Two of the blasts ripped through Zaventem airport in the crowded departure area. It was a scene of panic, shock and devastation.

While Belgium holds commemorations for the victims, the memories are still vivid for some of the survivors.

Laurens Coessen was left with a burned face, and shrapnel went into his stomach and legs.

"I know exactly what I thought and felt at that moment, I can hear the sound of the explosion, and I have seen and heard terrible things," he said.

Former professional basketball player Sebastien Bellin spent four months in hospital - and has had thirteen operations. With a metal pin in each leg, his rehabilitation continues.

"Of course, there are days that are not easy. It's not always the greatest joy not to be able to feel my leg, not to be able to do things that I used to do very naturally before. But on the other hand, I think that the greatest hardships in life are also the most beautiful lessons in life," he said.

An hour after the blasts at the airport, an explosion hit Maalbeek metro station in the Belgian capital, near to the EU headquarters buildings.

Charlotte Dixon-Sutcliffe lost her husband David Dixon.

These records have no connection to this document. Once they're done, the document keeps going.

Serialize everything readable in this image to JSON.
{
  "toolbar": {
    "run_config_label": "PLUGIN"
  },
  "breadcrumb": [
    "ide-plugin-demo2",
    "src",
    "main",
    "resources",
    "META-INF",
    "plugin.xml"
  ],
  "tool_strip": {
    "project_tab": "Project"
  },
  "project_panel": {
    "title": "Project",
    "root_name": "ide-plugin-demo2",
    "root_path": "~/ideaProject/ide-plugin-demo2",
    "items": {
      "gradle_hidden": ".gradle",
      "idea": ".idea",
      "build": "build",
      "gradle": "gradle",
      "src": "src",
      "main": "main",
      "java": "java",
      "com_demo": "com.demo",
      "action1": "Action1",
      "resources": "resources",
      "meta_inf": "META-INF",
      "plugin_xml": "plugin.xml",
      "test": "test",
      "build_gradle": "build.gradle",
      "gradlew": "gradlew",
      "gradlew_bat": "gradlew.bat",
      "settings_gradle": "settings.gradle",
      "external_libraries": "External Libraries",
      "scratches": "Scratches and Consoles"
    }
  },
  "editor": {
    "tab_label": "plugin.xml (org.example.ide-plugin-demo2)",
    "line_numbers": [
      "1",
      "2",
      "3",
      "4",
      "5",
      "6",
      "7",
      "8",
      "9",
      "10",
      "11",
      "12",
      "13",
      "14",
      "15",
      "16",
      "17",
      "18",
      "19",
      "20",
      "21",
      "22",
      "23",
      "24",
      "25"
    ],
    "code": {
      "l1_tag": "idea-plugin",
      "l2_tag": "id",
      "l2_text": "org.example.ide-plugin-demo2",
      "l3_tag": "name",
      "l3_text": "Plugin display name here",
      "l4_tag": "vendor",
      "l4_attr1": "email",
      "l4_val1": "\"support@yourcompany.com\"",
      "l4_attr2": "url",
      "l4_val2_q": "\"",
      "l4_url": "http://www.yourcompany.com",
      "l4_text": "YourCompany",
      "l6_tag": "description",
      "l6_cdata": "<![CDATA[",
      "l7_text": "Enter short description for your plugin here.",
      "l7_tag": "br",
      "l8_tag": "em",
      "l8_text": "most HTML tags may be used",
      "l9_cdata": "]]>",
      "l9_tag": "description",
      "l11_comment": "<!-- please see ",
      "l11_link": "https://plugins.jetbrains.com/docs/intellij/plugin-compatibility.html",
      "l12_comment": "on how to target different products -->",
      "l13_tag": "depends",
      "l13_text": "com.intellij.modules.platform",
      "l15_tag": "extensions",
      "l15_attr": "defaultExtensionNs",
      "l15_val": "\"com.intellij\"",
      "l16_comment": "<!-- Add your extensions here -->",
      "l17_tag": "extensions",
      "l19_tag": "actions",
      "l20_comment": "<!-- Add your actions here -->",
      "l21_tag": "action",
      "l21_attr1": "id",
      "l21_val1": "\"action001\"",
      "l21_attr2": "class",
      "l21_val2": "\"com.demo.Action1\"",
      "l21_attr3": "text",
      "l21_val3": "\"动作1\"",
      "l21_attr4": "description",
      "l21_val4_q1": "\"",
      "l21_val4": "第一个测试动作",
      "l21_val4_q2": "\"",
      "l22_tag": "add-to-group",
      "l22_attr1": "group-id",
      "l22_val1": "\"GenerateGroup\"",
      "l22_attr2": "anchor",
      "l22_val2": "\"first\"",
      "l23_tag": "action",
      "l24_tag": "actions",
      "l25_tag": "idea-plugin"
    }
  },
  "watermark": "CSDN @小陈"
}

She now chairs a Survivors Against Terror organisation to support victims of atrocities.

"Although we've come from different attacks motivated by different ideologies, our experiences are incredibly similar. You know we have our own stories but there are a lot of similarities, and one of them is around that sort of feeling of abandonment you know, of a state not looking after us in a way that it promises," she said.

Belgium's King Philippe and Queen Mathilde started the commemorations on Monday at Brussels airport alongside Prime Minister Alexander De Croo.

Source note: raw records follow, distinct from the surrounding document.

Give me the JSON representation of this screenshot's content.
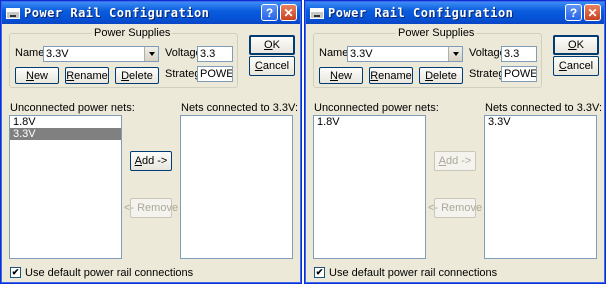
{
  "dialogs": [
    {
      "title": "Power Rail Configuration",
      "group_label": "Power Supplies",
      "name_label": "Name",
      "name_value": "3.3V",
      "voltage_label": "Voltage",
      "voltage_value": "3.3",
      "strategy_label": "Strateg",
      "strategy_value": "POWER",
      "new_label": "New",
      "rename_label": "Rename",
      "delete_label": "Delete",
      "ok_label": "OK",
      "cancel_label": "Cancel",
      "unconnected_label": "Unconnected power nets:",
      "connected_label": "Nets connected to 3.3V:",
      "unconnected_items": [
        "1.8V",
        "3.3V"
      ],
      "selected_unconnected": "3.3V",
      "connected_items": [],
      "add_label": "Add ->",
      "remove_label": "<- Remove",
      "add_enabled": true,
      "remove_enabled": false,
      "checkbox_label": "Use default power rail connections",
      "checkbox_checked": true
    },
    {
      "title": "Power Rail Configuration",
      "group_label": "Power Supplies",
      "name_label": "Name",
      "name_value": "3.3V",
      "voltage_label": "Voltage",
      "voltage_value": "3.3",
      "strategy_label": "Strateg",
      "strategy_value": "POWER",
      "new_label": "New",
      "rename_label": "Rename",
      "delete_label": "Delete",
      "ok_label": "OK",
      "cancel_label": "Cancel",
      "unconnected_label": "Unconnected power nets:",
      "connected_label": "Nets connected to 3.3V:",
      "unconnected_items": [
        "1.8V"
      ],
      "selected_unconnected": "",
      "connected_items": [
        "3.3V"
      ],
      "add_label": "Add ->",
      "remove_label": "<- Remove",
      "add_enabled": false,
      "remove_enabled": false,
      "checkbox_label": "Use default power rail connections",
      "checkbox_checked": true
    }
  ],
  "icons": {
    "window": "app-icon",
    "help": "help-icon",
    "close": "close-icon",
    "dropdown": "chevron-down-icon",
    "check": "checkmark-icon"
  },
  "colors": {
    "titlebar": "#0a5ddd",
    "dialog_bg": "#ece9d8",
    "selection": "#808080"
  }
}
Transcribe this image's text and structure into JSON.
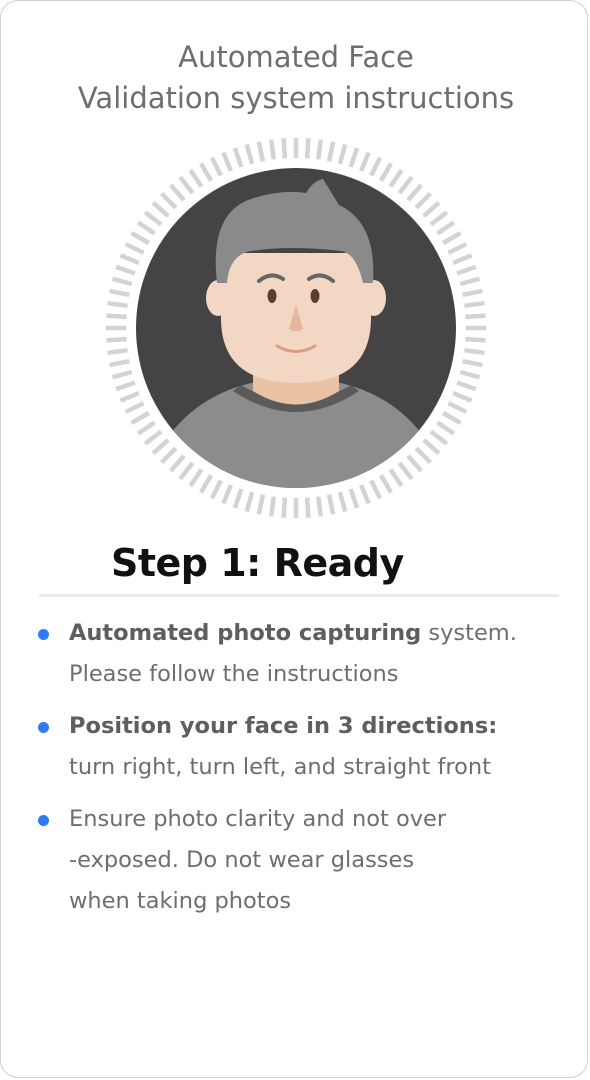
{
  "header": {
    "title_line1": "Automated Face",
    "title_line2": "Validation system instructions"
  },
  "illustration": {
    "icon": "face-avatar-icon",
    "ring_color": "#d3d3d3",
    "background_color": "#444444",
    "hair_color": "#8a8a8a",
    "skin_color": "#f2d7c4",
    "shirt_color": "#8c8c8c"
  },
  "step": {
    "title": "Step 1: Ready"
  },
  "instructions": [
    {
      "bold": "Automated photo capturing",
      "text": " system.",
      "line2": "Please follow the instructions"
    },
    {
      "bold": "Position your face in 3 directions:",
      "text": "",
      "line2": "turn right, turn left, and straight front"
    },
    {
      "bold": "",
      "text": "Ensure photo clarity and not over",
      "line2": "-exposed. Do not wear glasses",
      "line3": "when taking photos"
    }
  ],
  "colors": {
    "bullet": "#2f7bf5",
    "text": "#6e6e6e",
    "heading": "#111111"
  }
}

They met victims and their relatives after Philippe laid flowers in front of a memorial plaque. They then proceeded to Maalbeek metro station.

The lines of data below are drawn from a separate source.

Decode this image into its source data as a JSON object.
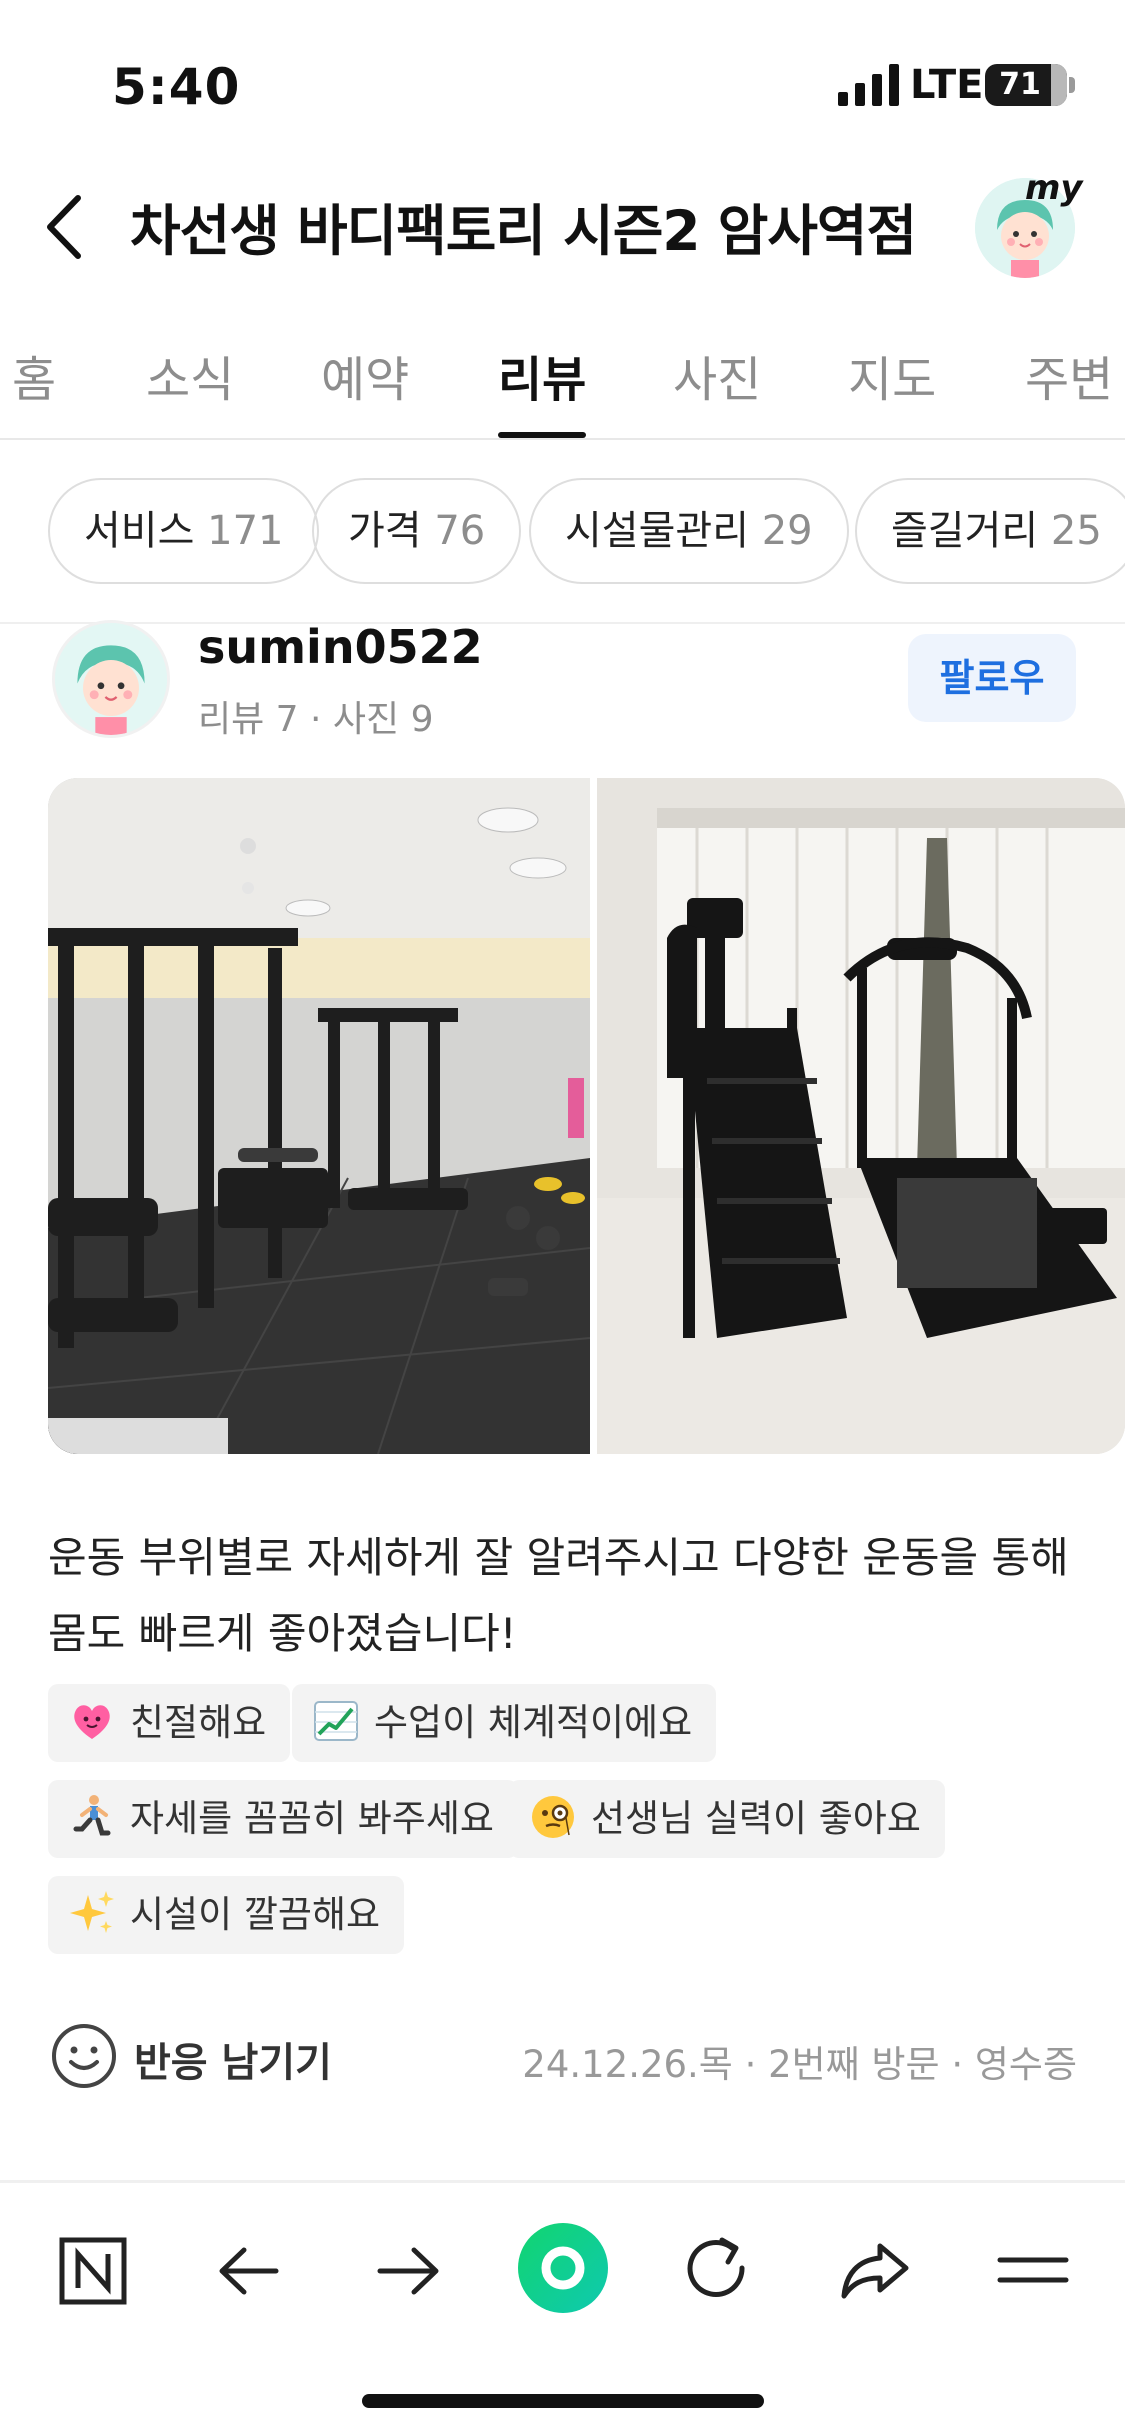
{
  "status_bar": {
    "time": "5:40",
    "network": "LTE",
    "battery": "71"
  },
  "header": {
    "title": "차선생 바디팩토리 시즌2 암사역점",
    "my_label": "my"
  },
  "tabs": [
    {
      "label": "홈"
    },
    {
      "label": "소식"
    },
    {
      "label": "예약"
    },
    {
      "label": "리뷰",
      "active": true
    },
    {
      "label": "사진"
    },
    {
      "label": "지도"
    },
    {
      "label": "주변"
    }
  ],
  "filter_chips": [
    {
      "label": "서비스",
      "count": "171"
    },
    {
      "label": "가격",
      "count": "76"
    },
    {
      "label": "시설물관리",
      "count": "29"
    },
    {
      "label": "즐길거리",
      "count": "25"
    }
  ],
  "review": {
    "username": "sumin0522",
    "meta": "리뷰 7 · 사진 9",
    "follow_label": "팔로우",
    "text": "운동 부위별로 자세하게 잘 알려주시고 다양한 운동을 통해 몸도 빠르게 좋아졌습니다!",
    "tags": [
      {
        "icon": "heart-icon",
        "label": "친절해요"
      },
      {
        "icon": "chart-up-icon",
        "label": "수업이 체계적이에요"
      },
      {
        "icon": "exercise-icon",
        "label": "자세를 꼼꼼히 봐주세요"
      },
      {
        "icon": "monocle-face-icon",
        "label": "선생님 실력이 좋아요"
      },
      {
        "icon": "sparkles-icon",
        "label": "시설이 깔끔해요"
      }
    ],
    "reaction_label": "반응 남기기",
    "visit_meta": "24.12.26.목 · 2번째 방문 · 영수증"
  },
  "colors": {
    "accent_blue": "#1e6fe0",
    "naver_green": "#03c75a"
  },
  "bottom_nav": [
    "naver-logo-icon",
    "back-arrow-icon",
    "forward-arrow-icon",
    "home-green-icon",
    "refresh-icon",
    "share-icon",
    "menu-icon"
  ]
}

Earlier this year, 10 people, including the lone known surviving suspect in the 2015 deadly Paris attacks, were ordered to stand trial in connection with the Brussels suicide bombings.